What you are asked to do >>
Retype each entry below, keeping every character the same.

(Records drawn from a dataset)
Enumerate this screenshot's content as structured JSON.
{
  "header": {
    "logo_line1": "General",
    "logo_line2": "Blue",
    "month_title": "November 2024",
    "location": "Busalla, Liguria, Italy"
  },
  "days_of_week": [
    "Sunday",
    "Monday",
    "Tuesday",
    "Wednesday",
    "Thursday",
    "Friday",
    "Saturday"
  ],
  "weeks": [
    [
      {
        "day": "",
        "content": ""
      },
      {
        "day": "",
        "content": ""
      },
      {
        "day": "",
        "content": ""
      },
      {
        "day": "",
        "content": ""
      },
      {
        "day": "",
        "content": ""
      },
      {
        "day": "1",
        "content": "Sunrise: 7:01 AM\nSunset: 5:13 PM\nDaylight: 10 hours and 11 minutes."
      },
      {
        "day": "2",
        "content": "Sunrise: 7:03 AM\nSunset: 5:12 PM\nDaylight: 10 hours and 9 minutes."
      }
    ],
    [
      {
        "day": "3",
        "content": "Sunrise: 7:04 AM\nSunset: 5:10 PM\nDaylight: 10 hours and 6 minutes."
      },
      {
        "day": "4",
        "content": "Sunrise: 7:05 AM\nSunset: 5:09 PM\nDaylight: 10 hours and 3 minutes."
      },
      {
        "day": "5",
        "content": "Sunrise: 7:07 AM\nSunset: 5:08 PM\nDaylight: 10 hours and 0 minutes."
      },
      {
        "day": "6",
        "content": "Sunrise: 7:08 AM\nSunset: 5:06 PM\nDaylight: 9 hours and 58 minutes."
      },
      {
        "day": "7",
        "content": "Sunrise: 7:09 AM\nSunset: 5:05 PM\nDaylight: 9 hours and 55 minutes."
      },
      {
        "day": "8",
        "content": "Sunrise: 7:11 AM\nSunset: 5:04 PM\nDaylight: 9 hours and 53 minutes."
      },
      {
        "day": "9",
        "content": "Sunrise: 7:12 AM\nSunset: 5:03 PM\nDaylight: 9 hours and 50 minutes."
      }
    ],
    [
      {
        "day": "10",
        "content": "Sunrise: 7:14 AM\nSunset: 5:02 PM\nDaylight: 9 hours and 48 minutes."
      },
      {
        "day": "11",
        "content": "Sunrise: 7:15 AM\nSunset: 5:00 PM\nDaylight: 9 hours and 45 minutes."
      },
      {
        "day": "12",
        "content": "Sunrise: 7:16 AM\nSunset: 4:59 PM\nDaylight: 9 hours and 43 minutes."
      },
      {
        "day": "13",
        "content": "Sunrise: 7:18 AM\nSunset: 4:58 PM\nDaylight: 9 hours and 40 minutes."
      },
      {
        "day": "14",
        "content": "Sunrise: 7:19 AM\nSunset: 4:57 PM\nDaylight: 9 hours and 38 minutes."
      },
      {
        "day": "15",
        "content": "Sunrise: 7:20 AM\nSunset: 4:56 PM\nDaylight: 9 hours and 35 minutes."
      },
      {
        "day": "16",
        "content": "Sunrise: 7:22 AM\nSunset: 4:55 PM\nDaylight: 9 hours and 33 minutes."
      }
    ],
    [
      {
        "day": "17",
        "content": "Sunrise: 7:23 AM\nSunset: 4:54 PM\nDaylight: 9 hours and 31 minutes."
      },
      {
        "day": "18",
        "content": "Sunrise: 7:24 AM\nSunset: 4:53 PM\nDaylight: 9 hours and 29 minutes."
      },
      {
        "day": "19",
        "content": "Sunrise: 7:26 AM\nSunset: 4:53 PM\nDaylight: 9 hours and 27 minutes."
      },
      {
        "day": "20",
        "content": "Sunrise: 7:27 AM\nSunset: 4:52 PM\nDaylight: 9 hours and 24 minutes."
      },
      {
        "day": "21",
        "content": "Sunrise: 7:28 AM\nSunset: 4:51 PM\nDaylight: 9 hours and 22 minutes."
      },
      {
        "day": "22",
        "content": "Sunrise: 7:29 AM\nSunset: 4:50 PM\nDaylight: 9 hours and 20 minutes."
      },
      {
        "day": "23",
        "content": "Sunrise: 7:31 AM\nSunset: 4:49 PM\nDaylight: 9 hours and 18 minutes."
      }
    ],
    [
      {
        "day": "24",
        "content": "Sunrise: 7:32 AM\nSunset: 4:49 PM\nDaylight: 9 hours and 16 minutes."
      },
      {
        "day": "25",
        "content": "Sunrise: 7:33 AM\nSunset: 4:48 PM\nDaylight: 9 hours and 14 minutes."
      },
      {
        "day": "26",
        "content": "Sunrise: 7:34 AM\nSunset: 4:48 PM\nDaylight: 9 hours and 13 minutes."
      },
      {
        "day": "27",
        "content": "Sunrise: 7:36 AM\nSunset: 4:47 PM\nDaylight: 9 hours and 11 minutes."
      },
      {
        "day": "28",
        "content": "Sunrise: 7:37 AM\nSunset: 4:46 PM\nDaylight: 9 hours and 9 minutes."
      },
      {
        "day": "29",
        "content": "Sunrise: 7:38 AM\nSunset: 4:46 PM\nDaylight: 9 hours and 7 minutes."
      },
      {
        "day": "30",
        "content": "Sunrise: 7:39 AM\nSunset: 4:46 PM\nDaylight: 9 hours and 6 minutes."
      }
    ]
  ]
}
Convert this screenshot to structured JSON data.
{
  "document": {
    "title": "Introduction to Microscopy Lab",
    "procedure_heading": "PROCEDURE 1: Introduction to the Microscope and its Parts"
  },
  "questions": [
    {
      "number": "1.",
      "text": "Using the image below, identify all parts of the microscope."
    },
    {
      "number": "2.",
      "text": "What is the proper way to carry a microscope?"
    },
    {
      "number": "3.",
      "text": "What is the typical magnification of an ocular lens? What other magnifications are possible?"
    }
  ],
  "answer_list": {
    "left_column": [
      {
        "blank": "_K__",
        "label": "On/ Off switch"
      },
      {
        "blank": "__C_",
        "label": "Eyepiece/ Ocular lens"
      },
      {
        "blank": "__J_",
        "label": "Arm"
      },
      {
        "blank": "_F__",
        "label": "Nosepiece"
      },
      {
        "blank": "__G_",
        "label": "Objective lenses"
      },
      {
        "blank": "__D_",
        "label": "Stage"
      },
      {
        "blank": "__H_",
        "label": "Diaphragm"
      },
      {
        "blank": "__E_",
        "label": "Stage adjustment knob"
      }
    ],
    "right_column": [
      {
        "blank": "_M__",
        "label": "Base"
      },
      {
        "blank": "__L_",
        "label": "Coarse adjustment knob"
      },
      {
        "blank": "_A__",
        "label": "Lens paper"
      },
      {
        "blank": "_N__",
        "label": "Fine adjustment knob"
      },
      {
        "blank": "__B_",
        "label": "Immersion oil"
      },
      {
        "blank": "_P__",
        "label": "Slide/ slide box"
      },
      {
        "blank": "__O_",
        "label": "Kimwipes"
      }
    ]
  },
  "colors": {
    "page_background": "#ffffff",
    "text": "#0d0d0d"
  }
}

Exercise result >>
Enumerate this screenshot's content as structured JSON.
{
  "header": {
    "logo_line1": "General",
    "logo_line2": "Blue",
    "month_title": "November 2024",
    "location": "Busalla, Liguria, Italy"
  },
  "days_of_week": [
    "Sunday",
    "Monday",
    "Tuesday",
    "Wednesday",
    "Thursday",
    "Friday",
    "Saturday"
  ],
  "weeks": [
    [
      {
        "day": "",
        "content": ""
      },
      {
        "day": "",
        "content": ""
      },
      {
        "day": "",
        "content": ""
      },
      {
        "day": "",
        "content": ""
      },
      {
        "day": "",
        "content": ""
      },
      {
        "day": "1",
        "content": "Sunrise: 7:01 AM\nSunset: 5:13 PM\nDaylight: 10 hours and 11 minutes."
      },
      {
        "day": "2",
        "content": "Sunrise: 7:03 AM\nSunset: 5:12 PM\nDaylight: 10 hours and 9 minutes."
      }
    ],
    [
      {
        "day": "3",
        "content": "Sunrise: 7:04 AM\nSunset: 5:10 PM\nDaylight: 10 hours and 6 minutes."
      },
      {
        "day": "4",
        "content": "Sunrise: 7:05 AM\nSunset: 5:09 PM\nDaylight: 10 hours and 3 minutes."
      },
      {
        "day": "5",
        "content": "Sunrise: 7:07 AM\nSunset: 5:08 PM\nDaylight: 10 hours and 0 minutes."
      },
      {
        "day": "6",
        "content": "Sunrise: 7:08 AM\nSunset: 5:06 PM\nDaylight: 9 hours and 58 minutes."
      },
      {
        "day": "7",
        "content": "Sunrise: 7:09 AM\nSunset: 5:05 PM\nDaylight: 9 hours and 55 minutes."
      },
      {
        "day": "8",
        "content": "Sunrise: 7:11 AM\nSunset: 5:04 PM\nDaylight: 9 hours and 53 minutes."
      },
      {
        "day": "9",
        "content": "Sunrise: 7:12 AM\nSunset: 5:03 PM\nDaylight: 9 hours and 50 minutes."
      }
    ],
    [
      {
        "day": "10",
        "content": "Sunrise: 7:14 AM\nSunset: 5:02 PM\nDaylight: 9 hours and 48 minutes."
      },
      {
        "day": "11",
        "content": "Sunrise: 7:15 AM\nSunset: 5:00 PM\nDaylight: 9 hours and 45 minutes."
      },
      {
        "day": "12",
        "content": "Sunrise: 7:16 AM\nSunset: 4:59 PM\nDaylight: 9 hours and 43 minutes."
      },
      {
        "day": "13",
        "content": "Sunrise: 7:18 AM\nSunset: 4:58 PM\nDaylight: 9 hours and 40 minutes."
      },
      {
        "day": "14",
        "content": "Sunrise: 7:19 AM\nSunset: 4:57 PM\nDaylight: 9 hours and 38 minutes."
      },
      {
        "day": "15",
        "content": "Sunrise: 7:20 AM\nSunset: 4:56 PM\nDaylight: 9 hours and 35 minutes."
      },
      {
        "day": "16",
        "content": "Sunrise: 7:22 AM\nSunset: 4:55 PM\nDaylight: 9 hours and 33 minutes."
      }
    ],
    [
      {
        "day": "17",
        "content": "Sunrise: 7:23 AM\nSunset: 4:54 PM\nDaylight: 9 hours and 31 minutes."
      },
      {
        "day": "18",
        "content": "Sunrise: 7:24 AM\nSunset: 4:53 PM\nDaylight: 9 hours and 29 minutes."
      },
      {
        "day": "19",
        "content": "Sunrise: 7:26 AM\nSunset: 4:53 PM\nDaylight: 9 hours and 27 minutes."
      },
      {
        "day": "20",
        "content": "Sunrise: 7:27 AM\nSunset: 4:52 PM\nDaylight: 9 hours and 24 minutes."
      },
      {
        "day": "21",
        "content": "Sunrise: 7:28 AM\nSunset: 4:51 PM\nDaylight: 9 hours and 22 minutes."
      },
      {
        "day": "22",
        "content": "Sunrise: 7:29 AM\nSunset: 4:50 PM\nDaylight: 9 hours and 20 minutes."
      },
      {
        "day": "23",
        "content": "Sunrise: 7:31 AM\nSunset: 4:49 PM\nDaylight: 9 hours and 18 minutes."
      }
    ],
    [
      {
        "day": "24",
        "content": "Sunrise: 7:32 AM\nSunset: 4:49 PM\nDaylight: 9 hours and 16 minutes."
      },
      {
        "day": "25",
        "content": "Sunrise: 7:33 AM\nSunset: 4:48 PM\nDaylight: 9 hours and 14 minutes."
      },
      {
        "day": "26",
        "content": "Sunrise: 7:34 AM\nSunset: 4:48 PM\nDaylight: 9 hours and 13 minutes."
      },
      {
        "day": "27",
        "content": "Sunrise: 7:36 AM\nSunset: 4:47 PM\nDaylight: 9 hours and 11 minutes."
      },
      {
        "day": "28",
        "content": "Sunrise: 7:37 AM\nSunset: 4:46 PM\nDaylight: 9 hours and 9 minutes."
      },
      {
        "day": "29",
        "content": "Sunrise: 7:38 AM\nSunset: 4:46 PM\nDaylight: 9 hours and 7 minutes."
      },
      {
        "day": "30",
        "content": "Sunrise: 7:39 AM\nSunset: 4:46 PM\nDaylight: 9 hours and 6 minutes."
      }
    ]
  ]
}
Convert this screenshot to structured JSON data.
{
  "document": {
    "title": "Introduction to Microscopy Lab",
    "procedure_heading": "PROCEDURE 1: Introduction to the Microscope and its Parts"
  },
  "questions": [
    {
      "number": "1.",
      "text": "Using the image below, identify all parts of the microscope."
    },
    {
      "number": "2.",
      "text": "What is the proper way to carry a microscope?"
    },
    {
      "number": "3.",
      "text": "What is the typical magnification of an ocular lens? What other magnifications are possible?"
    }
  ],
  "answer_list": {
    "left_column": [
      {
        "blank": "_K__",
        "label": "On/ Off switch"
      },
      {
        "blank": "__C_",
        "label": "Eyepiece/ Ocular lens"
      },
      {
        "blank": "__J_",
        "label": "Arm"
      },
      {
        "blank": "_F__",
        "label": "Nosepiece"
      },
      {
        "blank": "__G_",
        "label": "Objective lenses"
      },
      {
        "blank": "__D_",
        "label": "Stage"
      },
      {
        "blank": "__H_",
        "label": "Diaphragm"
      },
      {
        "blank": "__E_",
        "label": "Stage adjustment knob"
      }
    ],
    "right_column": [
      {
        "blank": "_M__",
        "label": "Base"
      },
      {
        "blank": "__L_",
        "label": "Coarse adjustment knob"
      },
      {
        "blank": "_A__",
        "label": "Lens paper"
      },
      {
        "blank": "_N__",
        "label": "Fine adjustment knob"
      },
      {
        "blank": "__B_",
        "label": "Immersion oil"
      },
      {
        "blank": "_P__",
        "label": "Slide/ slide box"
      },
      {
        "blank": "__O_",
        "label": "Kimwipes"
      }
    ]
  },
  "colors": {
    "page_background": "#ffffff",
    "text": "#0d0d0d"
  }
}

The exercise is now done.